As one who practices Buddhism, one of my truths is impermanence and constant change within the world. As people in the world, we are subject to these effects. I could write, “this week has been hard, the world is really hurting now” as if it weren’t last week, or month, or year. The truth is, the world is impermanent, and part of this truth is suffering and mortality. Just two days ago, my city of Los Angeles became the city of Lost Angels, as 14 people lost their lives in only one of the mass shootings that day. In an instant, we witnessed irreparable damage.
As a human being, I can’t help but carry a tiny bit of the weight of global suffering on my head. There seems to be so much in the world, and within every person. This week after an eventful Monday evening at Northeastern University, a word has been circling through my mind with multiple meanings. That word is “movement”.
Movement is change, and the world is always in motion. People, too, are constantly on the move, and this movement creates harm when it is unwelcome or seemingly threatening.
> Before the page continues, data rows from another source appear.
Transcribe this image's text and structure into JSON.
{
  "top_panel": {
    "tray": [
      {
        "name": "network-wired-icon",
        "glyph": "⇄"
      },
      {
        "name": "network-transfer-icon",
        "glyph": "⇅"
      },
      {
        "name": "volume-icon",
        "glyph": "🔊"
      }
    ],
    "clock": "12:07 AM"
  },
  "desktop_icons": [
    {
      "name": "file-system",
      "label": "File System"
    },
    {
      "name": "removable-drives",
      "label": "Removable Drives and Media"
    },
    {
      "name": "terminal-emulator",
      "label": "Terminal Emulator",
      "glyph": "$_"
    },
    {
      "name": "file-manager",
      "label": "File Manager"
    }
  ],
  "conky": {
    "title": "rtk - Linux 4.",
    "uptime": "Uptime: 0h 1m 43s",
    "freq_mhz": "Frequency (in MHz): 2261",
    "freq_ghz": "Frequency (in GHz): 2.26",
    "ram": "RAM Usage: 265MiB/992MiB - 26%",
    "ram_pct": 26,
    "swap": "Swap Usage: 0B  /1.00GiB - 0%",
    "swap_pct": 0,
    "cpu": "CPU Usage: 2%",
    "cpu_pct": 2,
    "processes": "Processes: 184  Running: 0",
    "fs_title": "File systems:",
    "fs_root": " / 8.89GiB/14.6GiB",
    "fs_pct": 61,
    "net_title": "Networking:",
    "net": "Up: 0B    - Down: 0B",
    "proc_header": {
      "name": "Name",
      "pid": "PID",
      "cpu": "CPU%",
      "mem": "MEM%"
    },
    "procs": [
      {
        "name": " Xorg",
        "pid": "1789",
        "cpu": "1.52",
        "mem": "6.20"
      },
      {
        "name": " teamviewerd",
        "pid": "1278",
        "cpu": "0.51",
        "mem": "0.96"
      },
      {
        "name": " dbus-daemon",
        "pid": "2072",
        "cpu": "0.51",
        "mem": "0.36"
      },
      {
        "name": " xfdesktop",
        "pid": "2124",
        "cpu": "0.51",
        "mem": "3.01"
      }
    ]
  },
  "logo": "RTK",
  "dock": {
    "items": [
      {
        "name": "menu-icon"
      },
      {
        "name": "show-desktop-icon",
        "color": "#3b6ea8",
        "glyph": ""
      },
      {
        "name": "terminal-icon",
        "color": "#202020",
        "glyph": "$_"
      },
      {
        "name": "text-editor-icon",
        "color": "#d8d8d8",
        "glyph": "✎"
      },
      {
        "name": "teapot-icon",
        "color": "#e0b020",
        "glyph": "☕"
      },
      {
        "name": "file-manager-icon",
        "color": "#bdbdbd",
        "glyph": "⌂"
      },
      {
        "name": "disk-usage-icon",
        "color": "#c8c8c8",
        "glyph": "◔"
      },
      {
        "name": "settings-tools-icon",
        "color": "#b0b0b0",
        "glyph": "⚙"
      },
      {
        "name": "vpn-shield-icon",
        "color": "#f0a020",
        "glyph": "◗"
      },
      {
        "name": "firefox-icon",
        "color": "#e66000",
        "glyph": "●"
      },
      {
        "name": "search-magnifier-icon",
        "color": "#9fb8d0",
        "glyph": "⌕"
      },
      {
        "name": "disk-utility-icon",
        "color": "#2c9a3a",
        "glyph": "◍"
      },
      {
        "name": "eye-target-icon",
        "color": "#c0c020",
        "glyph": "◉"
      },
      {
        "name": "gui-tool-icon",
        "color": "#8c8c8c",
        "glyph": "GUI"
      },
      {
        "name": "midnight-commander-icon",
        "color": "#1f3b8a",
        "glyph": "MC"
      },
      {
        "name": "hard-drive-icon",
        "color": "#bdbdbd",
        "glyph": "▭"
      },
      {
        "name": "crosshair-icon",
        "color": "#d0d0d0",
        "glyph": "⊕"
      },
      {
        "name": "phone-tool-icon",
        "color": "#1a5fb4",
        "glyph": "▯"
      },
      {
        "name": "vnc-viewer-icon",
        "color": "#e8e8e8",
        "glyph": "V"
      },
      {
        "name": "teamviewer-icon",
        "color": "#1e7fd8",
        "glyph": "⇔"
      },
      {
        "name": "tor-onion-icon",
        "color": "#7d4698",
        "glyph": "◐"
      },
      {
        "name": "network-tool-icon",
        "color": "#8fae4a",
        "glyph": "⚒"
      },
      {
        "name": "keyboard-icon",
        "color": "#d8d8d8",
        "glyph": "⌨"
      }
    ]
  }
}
Movement is what happens when a central place or system begins to cause unbearable suffering.
Today, over 12 million people have been affected by the crisis and violence in Syria. This is a season of migration, of moving, of people losing their homes, families, and identities. As the Syrian people seek refuge, the rest of the world must respond. People have always moved, always migrated in search of life that is safer, more prosperous, or offering something new. In this migration, we are exposed and vulnerable, whether we are moving or not.
In my current city, Boston, movement has demanded a capital “M” recently. Student activism is increasing on campuses here and around the country on issues from the Fight for Fifteen to Institutional Discrimination to Divestment. Movement is happening at the grassroots and is beginning to climb the administrations of institutions. Whether I agree with particular statements and actions or not, I do believe this nonviolent, intentional activism is something to be encouraged. Someone once complained about my generation being lazy because we “don’t have a Vietnam to protest.” On the contrary, the new campus Movements are part of a larger protest toward inclusion, safety, and true pluralism.
Part of my job at Northeastern University is to direct the Global Citizenship Project, an initiative to explore how we can utilize the resources of our Northeastern and wider Boston community to train students, faculty and staff to be global community members. Our Executive Director Alex Kern describes the vision of this project in three statements: “You belong, you are connected, you are needed.” These feel like immense but essential statements at this moment. They dig deeper at the popular “Think global, act local” we so commonly hear on college campuses and in global activism.
On Monday evening, I realized that Northeastern students do participate in global citizenship as they recognize this movement in the world, from global migration to caring for one another. A group of students from different faith traditions came together to assemble winter packs for homeless citizens of Boston. Many of those students stayed for the Islamic Society of Northeastern’s weekly Deen and Dine to share a meal with other Muslim students and listen to a fellow student offer some wisdom about a passage from the Holy Qur’an. From there, many of the same cohort of students attended a fundraiser for Syrian Refugees, an event that brought together students from a variety of cultural and religious organizations. As I listened to a very enriching talk by a Northeastern Professor about the current climate of Syria and neighboring countries, I realized these students are modeling global citizenship. They are thinking and acting globally and locally. They understand that change requires movement, and movement catalyzes change, and they are cultivating a sense of what this movement could look like. Despite the constant violence, harm and sadness we see in the world, I know there are young leaders that give us reason to smile.